→ TASK GOAL:
Each line in the data holding "background" should be listed.

→ Data about app and page elements:
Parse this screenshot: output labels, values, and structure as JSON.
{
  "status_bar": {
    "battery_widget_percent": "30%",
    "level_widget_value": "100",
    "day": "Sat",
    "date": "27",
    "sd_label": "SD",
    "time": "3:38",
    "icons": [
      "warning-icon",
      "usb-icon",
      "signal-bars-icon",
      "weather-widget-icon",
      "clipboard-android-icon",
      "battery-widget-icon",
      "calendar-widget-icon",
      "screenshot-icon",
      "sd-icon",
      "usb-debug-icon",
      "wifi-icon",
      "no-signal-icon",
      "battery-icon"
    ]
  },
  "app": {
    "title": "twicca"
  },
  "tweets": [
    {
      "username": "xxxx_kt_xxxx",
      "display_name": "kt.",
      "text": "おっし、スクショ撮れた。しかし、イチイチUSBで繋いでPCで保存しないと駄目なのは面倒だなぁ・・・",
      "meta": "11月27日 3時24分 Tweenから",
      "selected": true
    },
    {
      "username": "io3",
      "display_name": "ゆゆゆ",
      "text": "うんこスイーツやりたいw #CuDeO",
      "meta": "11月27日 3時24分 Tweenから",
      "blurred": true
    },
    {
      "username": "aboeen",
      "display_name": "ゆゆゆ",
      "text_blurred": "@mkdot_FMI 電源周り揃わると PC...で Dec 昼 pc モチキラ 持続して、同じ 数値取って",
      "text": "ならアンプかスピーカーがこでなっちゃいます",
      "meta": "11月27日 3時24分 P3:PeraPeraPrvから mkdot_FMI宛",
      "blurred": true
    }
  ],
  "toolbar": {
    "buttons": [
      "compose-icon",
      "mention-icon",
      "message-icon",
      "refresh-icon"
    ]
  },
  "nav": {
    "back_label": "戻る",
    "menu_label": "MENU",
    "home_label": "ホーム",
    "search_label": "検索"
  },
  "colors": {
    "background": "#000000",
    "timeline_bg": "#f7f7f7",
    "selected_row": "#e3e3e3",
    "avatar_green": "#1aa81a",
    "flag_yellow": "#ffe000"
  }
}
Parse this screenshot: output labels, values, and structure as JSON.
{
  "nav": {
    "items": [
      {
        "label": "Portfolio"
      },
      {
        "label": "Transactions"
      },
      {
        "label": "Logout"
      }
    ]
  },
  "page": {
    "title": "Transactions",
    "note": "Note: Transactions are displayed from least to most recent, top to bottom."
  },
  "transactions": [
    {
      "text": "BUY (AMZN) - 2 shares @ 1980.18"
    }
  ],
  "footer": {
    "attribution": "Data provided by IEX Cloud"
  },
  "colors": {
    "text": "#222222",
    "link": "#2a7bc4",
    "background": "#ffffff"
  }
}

→ WRITTEN REPLY:
    "background": "#000000",
    "background": "#ffffff"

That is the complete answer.